Element data from apps and pages:
# # # # # # #

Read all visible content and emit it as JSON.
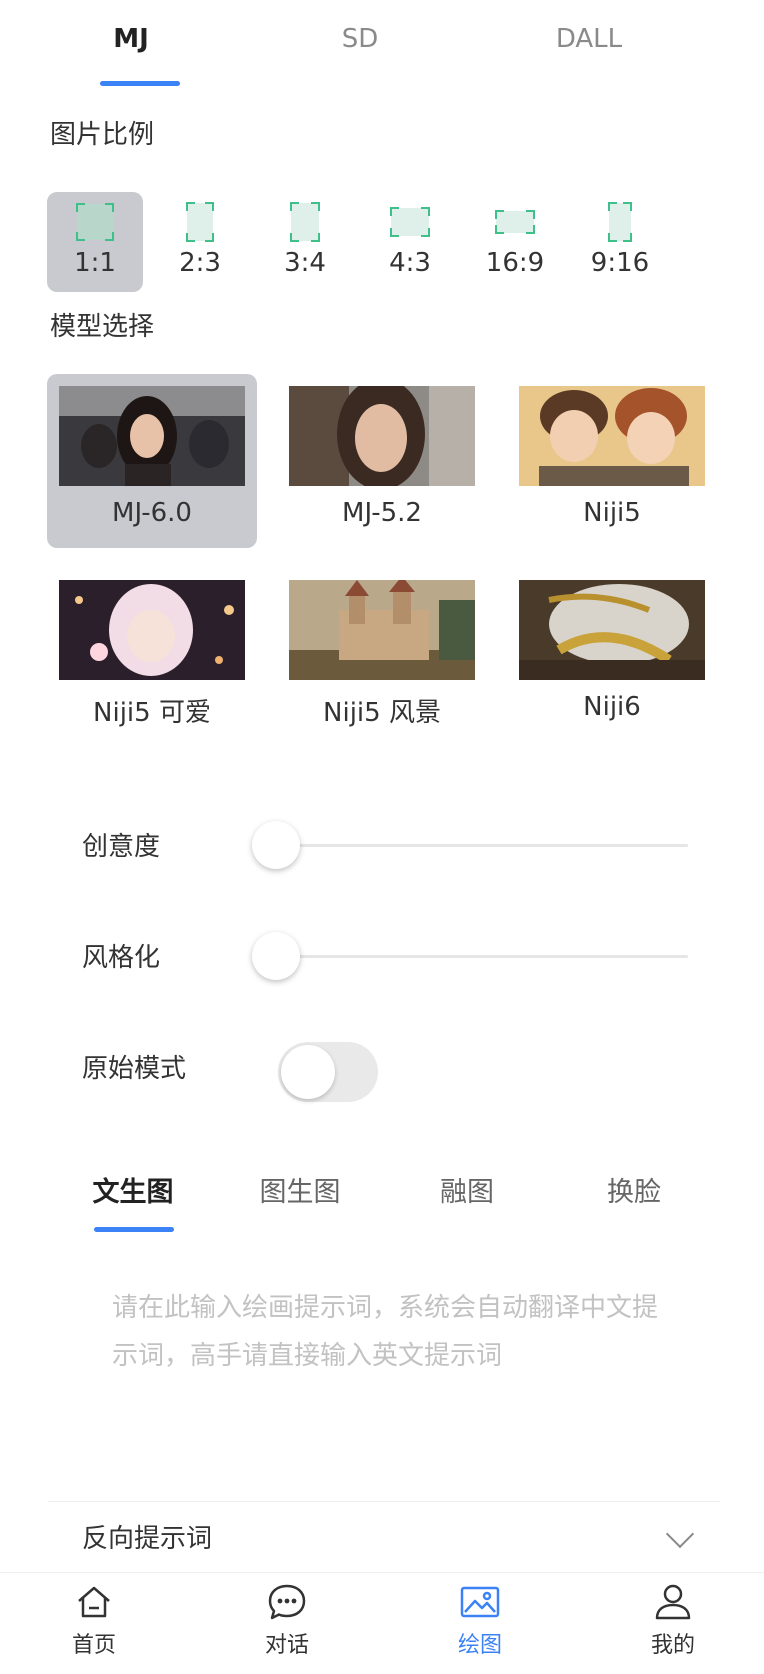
{
  "top_tabs": [
    "MJ",
    "SD",
    "DALL"
  ],
  "aspect_section": {
    "title": "图片比例",
    "options": [
      "1:1",
      "2:3",
      "3:4",
      "4:3",
      "16:9",
      "9:16"
    ],
    "selected": "1:1"
  },
  "model_section": {
    "title": "模型选择",
    "models": [
      "MJ-6.0",
      "MJ-5.2",
      "Niji5",
      "Niji5 可爱",
      "Niji5 风景",
      "Niji6"
    ],
    "selected": "MJ-6.0"
  },
  "settings": {
    "creativity": {
      "label": "创意度",
      "value": 0
    },
    "stylize": {
      "label": "风格化",
      "value": 0
    },
    "raw_mode": {
      "label": "原始模式",
      "on": false
    }
  },
  "mode_tabs": [
    "文生图",
    "图生图",
    "融图",
    "换脸"
  ],
  "prompt": {
    "placeholder": "请在此输入绘画提示词，系统会自动翻译中文提示词，高手请直接输入英文提示词",
    "value": ""
  },
  "negative_prompt": {
    "label": "反向提示词"
  },
  "bottom_nav": [
    "首页",
    "对话",
    "绘图",
    "我的"
  ],
  "colors": {
    "accent": "#3b82f6",
    "selected_bg": "#c8cacf",
    "ratio_corner": "#3fbf8a"
  }
}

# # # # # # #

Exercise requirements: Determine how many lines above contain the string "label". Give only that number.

Worked solution: 4